The Genetic Blueprint of Major Depressive Disorder: Contributions of Imaging Genetics Studies, by Scharinger et al.
Though not always so strongly formulated, the trend in biological psychiatry moves toward dissolving current nosographic categories and toward identifying the neurogenetic factors involved in depressive symptoms (e.g., Scharinger et al. 2011), diagnostic biomarkers, and biomarkers that will make it possible to prognosticate the illness’s evolution and predict treatment efficacy and clinical response.
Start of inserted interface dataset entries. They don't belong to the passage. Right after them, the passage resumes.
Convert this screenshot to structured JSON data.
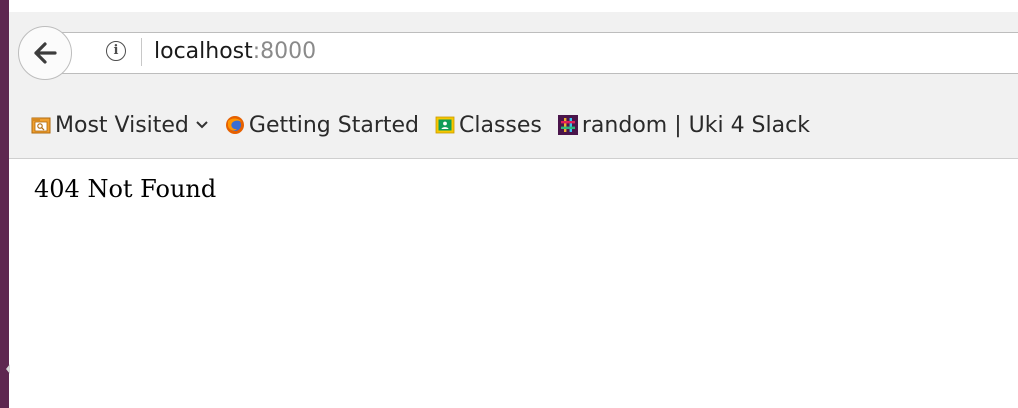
{
  "address_bar": {
    "host": "localhost",
    "port": ":8000",
    "info_icon": "info-icon",
    "back_icon": "back-arrow-icon"
  },
  "bookmarks_toolbar": {
    "items": [
      {
        "label": "Most Visited",
        "icon": "folder-icon",
        "has_dropdown": true
      },
      {
        "label": "Getting Started",
        "icon": "firefox-icon"
      },
      {
        "label": "Classes",
        "icon": "google-classroom-icon"
      },
      {
        "label": "random | Uki 4 Slack",
        "icon": "slack-icon"
      }
    ]
  },
  "page": {
    "message": "404 Not Found"
  },
  "colors": {
    "window_border": "#5e2750",
    "toolbar_bg": "#f1f1f1",
    "port_text": "#8a8a8a"
  }
}
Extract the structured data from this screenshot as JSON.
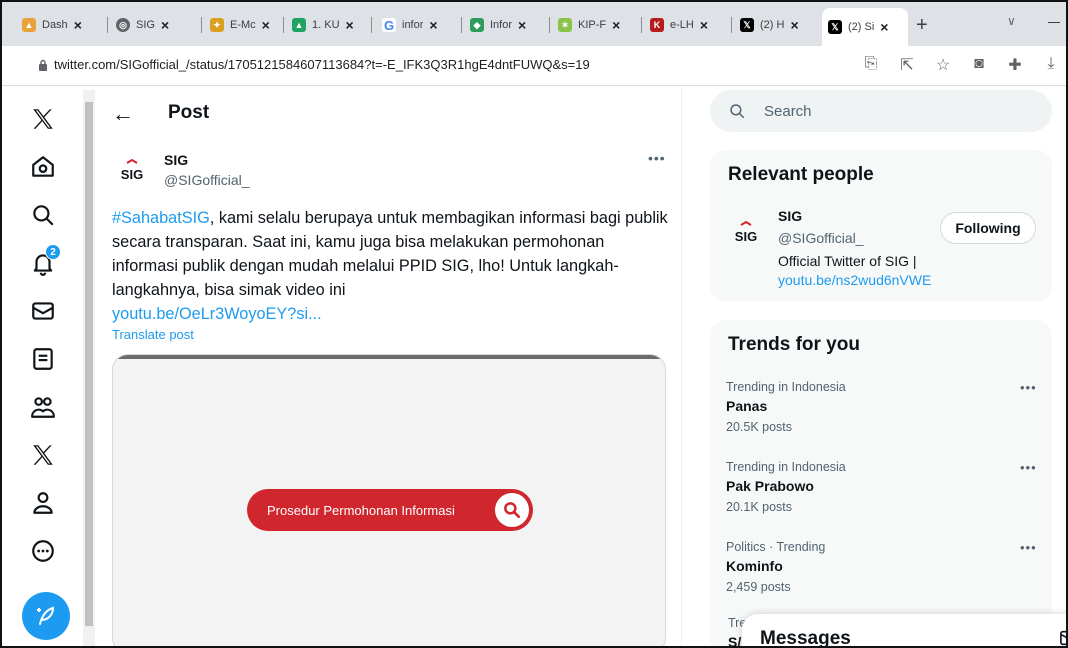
{
  "browser": {
    "tabs": [
      {
        "label": "Dash",
        "icon": "dashboard-icon"
      },
      {
        "label": "SIG",
        "icon": "chrome-icon"
      },
      {
        "label": "E-Mc",
        "icon": "garuda-icon"
      },
      {
        "label": "1. KU",
        "icon": "drive-icon"
      },
      {
        "label": "infor",
        "icon": "google-icon"
      },
      {
        "label": "Infor",
        "icon": "ppid-icon"
      },
      {
        "label": "KIP-F",
        "icon": "kip-icon"
      },
      {
        "label": "e-LH",
        "icon": "kpk-icon"
      },
      {
        "label": "(2) H",
        "icon": "x-logo-icon"
      },
      {
        "label": "(2) Si",
        "icon": "x-logo-icon"
      }
    ],
    "url": "twitter.com/SIGofficial_/status/1705121584607113684?t=-E_IFK3Q3R1hgE4dntFUWQ&s=19"
  },
  "nav": {
    "notifications_badge": "2"
  },
  "post": {
    "header_title": "Post",
    "author_name": "SIG",
    "author_handle": "@SIGofficial_",
    "hashtag": "#SahabatSIG",
    "text": ", kami selalu berupaya untuk membagikan informasi bagi publik secara transparan. Saat ini, kamu juga bisa melakukan permohonan informasi publik dengan mudah melalui PPID SIG, lho! Untuk langkah-langkahnya, bisa simak video ini",
    "link": "youtu.be/OeLr3WoyoEY?si...",
    "translate": "Translate post",
    "media_label": "Prosedur Permohonan Informasi",
    "logo_text": "SIG"
  },
  "search": {
    "placeholder": "Search"
  },
  "relevant_people": {
    "title": "Relevant people",
    "name": "SIG",
    "handle": "@SIGofficial_",
    "bio": "Official Twitter of SIG |",
    "bio_link": "youtu.be/ns2wud6nVWE",
    "follow_label": "Following"
  },
  "trends": {
    "title": "Trends for you",
    "items": [
      {
        "category": "Trending in Indonesia",
        "name": "Panas",
        "count": "20.5K posts"
      },
      {
        "category": "Trending in Indonesia",
        "name": "Pak Prabowo",
        "count": "20.1K posts"
      },
      {
        "category": "Politics · Trending",
        "name": "Kominfo",
        "count": "2,459 posts"
      }
    ],
    "partial_category": "Tre",
    "partial_name": "S/"
  },
  "messages": {
    "title": "Messages"
  },
  "colors": {
    "accent": "#1d9bf0",
    "media_button": "#d0262e",
    "tabbar": "#dee1e6"
  }
}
Objectives. To review neuroimaging intermediate phenotypes of MDD and their relation to genetic risk variants. Methods. A systematic literature search of peer-reviewed English language articels using PubMed (www.pubmed.org) was performed.Results. Comprehensive evidence on the infl uence of serotonergic genes ( SLC6A4, HTR1A, MAOA, TPH2) and BDNF onthe following neural intermediate phenotypes is displayed: amygdala reactivity, coupling of amygdala-anterior cingulatecortex (ACC) activity, ACC volume, hippocampal volume and serotonin receptor 1A (5-HT1A) binding potential (BP).Conclusions. Intermediate phenotypes may bridge the gap between genotype and phenotype by reducing the imprecisenessof psychiatric phenotypes and yield more insights into the underlying biology.
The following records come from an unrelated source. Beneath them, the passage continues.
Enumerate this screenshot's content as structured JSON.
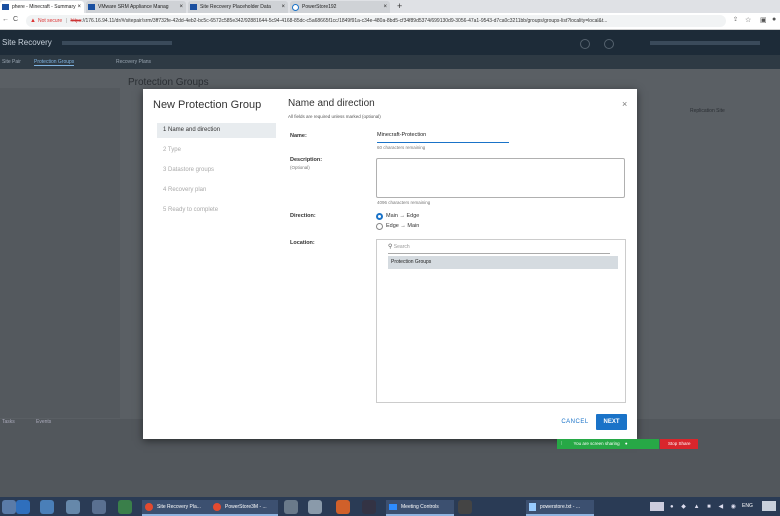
{
  "browser": {
    "tabs": [
      {
        "title": "phere - Minecraft - Summary"
      },
      {
        "title": "VMware SRM Appliance Manag"
      },
      {
        "title": "Site Recovery Placeholder Data"
      },
      {
        "title": "PowerStore192"
      }
    ],
    "new_tab": "+",
    "nav": {
      "back": "←",
      "reload": "C"
    },
    "security": "Not secure",
    "url_scheme": "https",
    "url": "://176.16.94.11/dr/#/sitepair/srm/3ff732fe-42dd-4eb2-bc5c-6572c585e342/92881644-5c94-4168-85dc-c5a68665f1cc/1849f91a-c34e-480a-8bd5-cf34f89d5374/699130d9-3056-47a1-9543-d7ca0c3211bb/groups/groups-list?locality=local&t..."
  },
  "app": {
    "title": "Site Recovery",
    "subnav": [
      "Site Pair",
      "Protection Groups",
      "Recovery Plans"
    ],
    "page_title": "Protection Groups",
    "bottom_tabs": [
      "Tasks",
      "Events"
    ],
    "table_header": "Replication Site"
  },
  "modal": {
    "title": "New Protection Group",
    "steps": [
      {
        "label": "1  Name and direction"
      },
      {
        "label": "2  Type"
      },
      {
        "label": "3  Datastore groups"
      },
      {
        "label": "4  Recovery plan"
      },
      {
        "label": "5  Ready to complete"
      }
    ],
    "panel_title": "Name and direction",
    "required_note": "All fields are required unless marked (optional)",
    "name_label": "Name:",
    "name_value": "Minecraft-Protection",
    "name_hint": "60 characters remaining",
    "desc_label": "Description:",
    "desc_optional": "(Optional)",
    "desc_hint": "4096 characters remaining",
    "direction_label": "Direction:",
    "direction_options": [
      "Main → Edge",
      "Edge → Main"
    ],
    "direction_selected": "Main → Edge",
    "location_label": "Location:",
    "search_placeholder": "Search",
    "location_items": [
      "Protection Groups"
    ],
    "cancel": "CANCEL",
    "next": "NEXT",
    "close": "×"
  },
  "sharing": {
    "message": "You are screen sharing",
    "stop": "Stop Share"
  },
  "taskbar": {
    "items": [
      "Site Recovery Pla...",
      "PowerStore3M - ...",
      "Meeting Controls",
      "powerstore.txt - ..."
    ],
    "lang": "ENG"
  }
}
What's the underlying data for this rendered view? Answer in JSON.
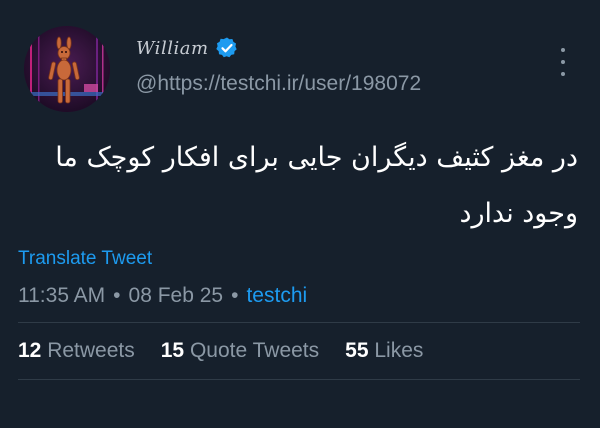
{
  "user": {
    "display_name": "William",
    "handle": "@https://testchi.ir/user/198072",
    "verified_icon": "verified-badge-icon"
  },
  "tweet": {
    "text": "در مغز کثیف دیگران جایی برای افکار کوچک ما وجود ندارد",
    "translate_label": "Translate Tweet",
    "time": "11:35 AM",
    "date": "08 Feb 25",
    "separator": "•",
    "source": "testchi"
  },
  "stats": {
    "retweets_count": "12",
    "retweets_label": "Retweets",
    "quotes_count": "15",
    "quotes_label": "Quote Tweets",
    "likes_count": "55",
    "likes_label": "Likes"
  },
  "colors": {
    "background": "#16202c",
    "accent": "#1d9bf0",
    "muted": "#8b98a5",
    "divider": "#2f3b47"
  }
}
Key words: Major depressive disorder, genetics, pharmacogenetics, amygdala, cingulate gyrus, hippocampus, 5-HT1A receptor
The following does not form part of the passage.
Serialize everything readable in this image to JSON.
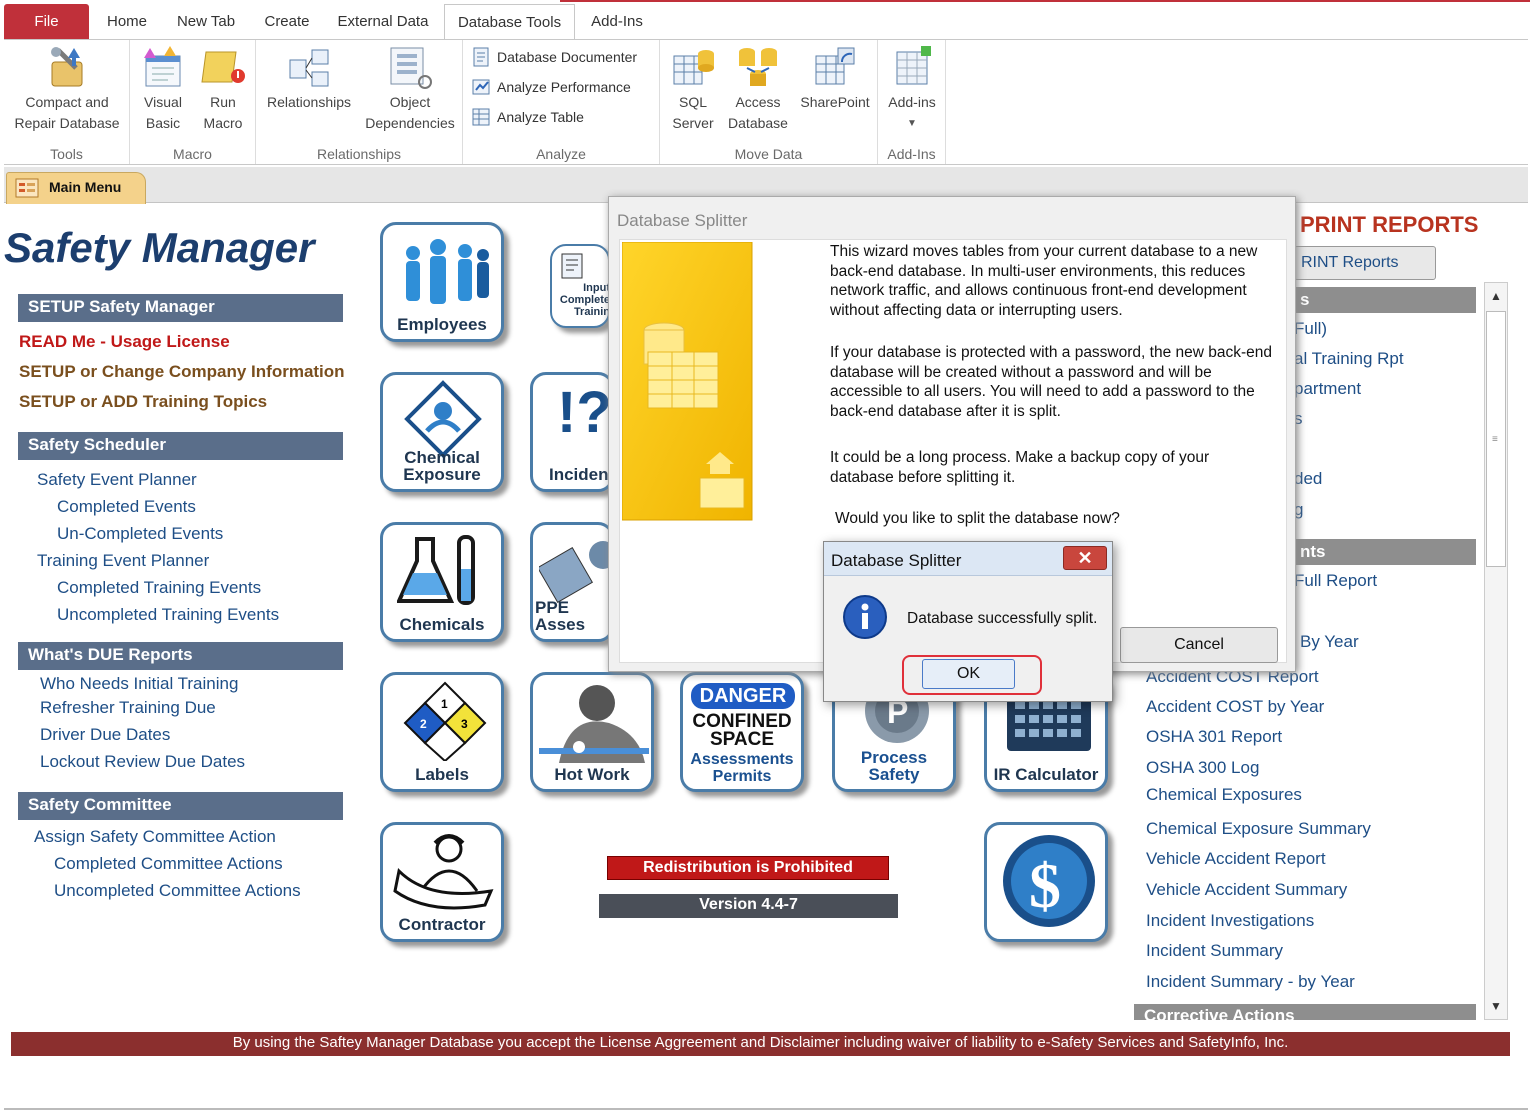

Download the full article, given as an example of the trends in biological psychiatry, below:Scharinger, Christian, Ulrich Rabl, Lukas Pezawas, and Siegfried Kasper. 2011. “The Genetic Blueprin...